Regulators can now maximum pay check loan providers dinging bank account multiple times
Starting next season, pay-day lenders will not be permitted to a couple of times try to withdraw funds from the lending company membership from people whom can’t pay her or him straight back, on account of a recent courtroom governing.
- A federal judge influenced one beginning in 2022, an individual Monetary Safeguards Bureau can be maximum pay-day lenders out of dinging customers’ bank account several times once they falter at first owed to help you diminished money.
- The fresh new practice is rack upwards large charges for payday individuals, who will got out finance to begin with to cease lender charge.
- Brand new rule try advised during the 2017 but it is been tied up for the legal.
The other day, a federal courtroom sided into the Consumer Monetary Shelter Agency (CFPB), a beneficial watchdog institution, during the a long-powering court race against payday loan trade groups more than if the agency try permitted to enforce a new laws toward loan providers out of pay-day, automobile, and you can certain higher-rates fees financing.

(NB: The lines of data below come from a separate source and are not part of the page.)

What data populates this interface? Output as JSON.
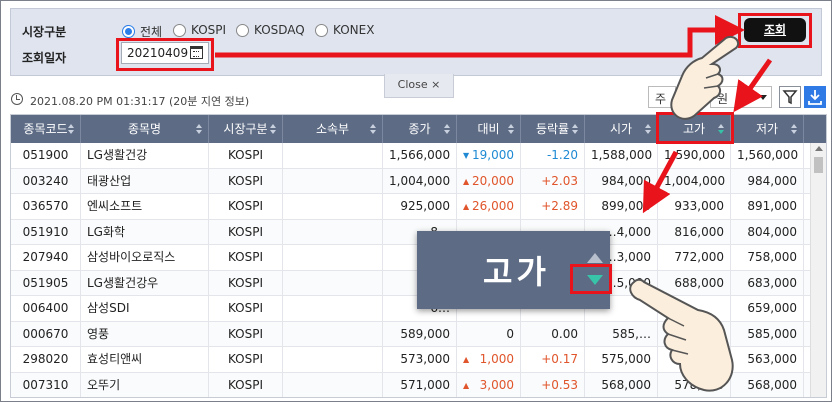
{
  "search": {
    "market_label": "시장구분",
    "date_label": "조회일자",
    "radio_options": [
      {
        "label": "전체",
        "selected": true
      },
      {
        "label": "KOSPI",
        "selected": false
      },
      {
        "label": "KOSDAQ",
        "selected": false
      },
      {
        "label": "KONEX",
        "selected": false
      }
    ],
    "date_value": "20210409",
    "query_button": "조회"
  },
  "info": {
    "timestamp": "2021.08.20 PM 01:31:17",
    "delay_note": "(20분 지연 정보)",
    "close_tab": "Close ×",
    "select1": "주",
    "select2": "원"
  },
  "table": {
    "columns": [
      "종목코드",
      "종목명",
      "시장구분",
      "소속부",
      "종가",
      "대비",
      "등락률",
      "시가",
      "고가",
      "저가"
    ],
    "rows": [
      {
        "code": "051900",
        "name": "LG생활건강",
        "market": "KOSPI",
        "division": "",
        "close": "1,566,000",
        "change": "19,000",
        "dir": "dn",
        "rate": "-1.20",
        "open": "1,588,000",
        "high": "1,590,000",
        "low": "1,560,000"
      },
      {
        "code": "003240",
        "name": "태광산업",
        "market": "KOSPI",
        "division": "",
        "close": "1,004,000",
        "change": "20,000",
        "dir": "up",
        "rate": "+2.03",
        "open": "984,000",
        "high": "1,004,000",
        "low": "984,000"
      },
      {
        "code": "036570",
        "name": "엔씨소프트",
        "market": "KOSPI",
        "division": "",
        "close": "925,000",
        "change": "26,000",
        "dir": "up",
        "rate": "+2.89",
        "open": "899,000",
        "high": "933,000",
        "low": "891,000"
      },
      {
        "code": "051910",
        "name": "LG화학",
        "market": "KOSPI",
        "division": "",
        "close": "8…",
        "change": "",
        "dir": "none",
        "rate": "",
        "open": "…4,000",
        "high": "816,000",
        "low": "804,000"
      },
      {
        "code": "207940",
        "name": "삼성바이오로직스",
        "market": "KOSPI",
        "division": "",
        "close": "7…",
        "change": "",
        "dir": "none",
        "rate": "",
        "open": "…3,000",
        "high": "772,000",
        "low": "758,000"
      },
      {
        "code": "051905",
        "name": "LG생활건강우",
        "market": "KOSPI",
        "division": "",
        "close": "6…",
        "change": "",
        "dir": "none",
        "rate": "",
        "open": "…5,000",
        "high": "688,000",
        "low": "683,000"
      },
      {
        "code": "006400",
        "name": "삼성SDI",
        "market": "KOSPI",
        "division": "",
        "close": "6…",
        "change": "",
        "dir": "none",
        "rate": "",
        "open": "",
        "high": "",
        "low": "659,000"
      },
      {
        "code": "000670",
        "name": "영풍",
        "market": "KOSPI",
        "division": "",
        "close": "589,000",
        "change": "0",
        "dir": "none",
        "rate": "0.00",
        "open": "585,…",
        "high": "",
        "low": "585,000"
      },
      {
        "code": "298020",
        "name": "효성티앤씨",
        "market": "KOSPI",
        "division": "",
        "close": "573,000",
        "change": "1,000",
        "dir": "up",
        "rate": "+0.17",
        "open": "575,000",
        "high": "",
        "low": "563,000"
      },
      {
        "code": "007310",
        "name": "오뚜기",
        "market": "KOSPI",
        "division": "",
        "close": "571,000",
        "change": "3,000",
        "dir": "up",
        "rate": "+0.53",
        "open": "568,000",
        "high": "578,000",
        "low": "568,000"
      }
    ]
  },
  "zoom_callout": {
    "label": "고가"
  },
  "colors": {
    "accent_red": "#e8131b",
    "header_bg": "#5d6b85",
    "up": "#e0552b",
    "down": "#1f8ad3"
  }
}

The controls stops lenders regarding wanting to withdraw money from a beneficial debtors’ savings account when it got currently were unsuccessful in 2 straight tries-a habit that will result in individuals are struck which have numerous lender fees having came back costs and diminished funds, as well as that have the membership closed. On Aug. 31 ruling, this new U.S. Section Court judge for the West District away from Colorado told you the brand new the fresh laws, first-created for the 2017, might have to go into impression inside , giving the lenders time for you notice the option.
Cash advance is brief-name loans that come with high interest levels and you can fees into borrowers. When borrowers sign up for a payday loan, they frequently approve the financial institution so you’re able to debit their take into account the fresh new financing in the event the loan happens owed. When the, when one to go out appear, lenders find the savings account does not have any enough currency in order to safety your order, they’ll constantly is once again, either for less money assured the smaller deal goes through-commonly looking to possibly five times, anytime triggering overdraft charge.
If you find yourself these effort is cheap towards bank, always around 5 to 15 cents, he could be costly to the user, having overdraft fees averaging $34 near the top of most other certain charge, the fresh CFPB said from the 2017 rule, citing an effective 2012 studies. The additional charge are specifically risky for individuals whom, with regards to the CFPB, usually took out payday loans to avoid overdraft charges in the first place. Often, brand new regular range effort direct banks to close customers’ profile.
“I’m delighted the brand new court reaffirmed our very own capability to protect consumers of unjust and you will abusive payment strategies in the payday credit and https://trust-loan.com/payday-loans-ak/ you may other avenues covered by the fresh new signal,” told you David Uejio, pretending manager of one’s CFPB, into the an announcement.
The new trading groups that delivered the newest lawsuit, The community Financial Services Connection regarding The usa and Individual Service Alliance regarding Tx, told you they might interest.
“We are upset because of the district legal ruling off the complications toward fee specifications of your own CFPB’s detrimental 2017 quick-money financing rule,” the newest groups told you during the a contact. “Brand new commission provision conditions kept in the completely new laws demand too many burdens with the users and unwarranted will set you back into loan providers, making quick-buck fund quicker easier and you can obtainable for these in need of borrowing from the bank.”
The studies and accounts failed to turn into a real rule, although not, up until 2017, whenever outgoing Obama-designated CFPB director Richard Cordray composed it one of is own latest serves before resigning into the first 12 months of Donald Trump government.
Until the signal might go on the impact, Trump’s alot more providers-friendly CFPB rescinded a major little bit of the fresh control who would made lenders confirm borrowers’ power to pay off, while you are making new area making reference to banking companies unchanged. Nevertheless rule might have been tied in courtroom because the 2018.
The fresh a lot of time and you can contentious history of the fresh pay-day financing code happens the whole way back to the administration regarding Chairman Barack Obama, in the event the newly designed CFPB began to read the the brand new pay day lending industry, publishing a white papers within the 2013, the original in a number of reports
Borrowers exactly who like to need things within their very own hand as an alternative than simply waiting around for regulators defenses to help you start working now have the choice to revoke permission regarding enterprises so you’re able to electronically debit the levels, even though this cannot improve obligations disappear completely. Customers does that it sometimes by contacting the mortgage vendor or their financial.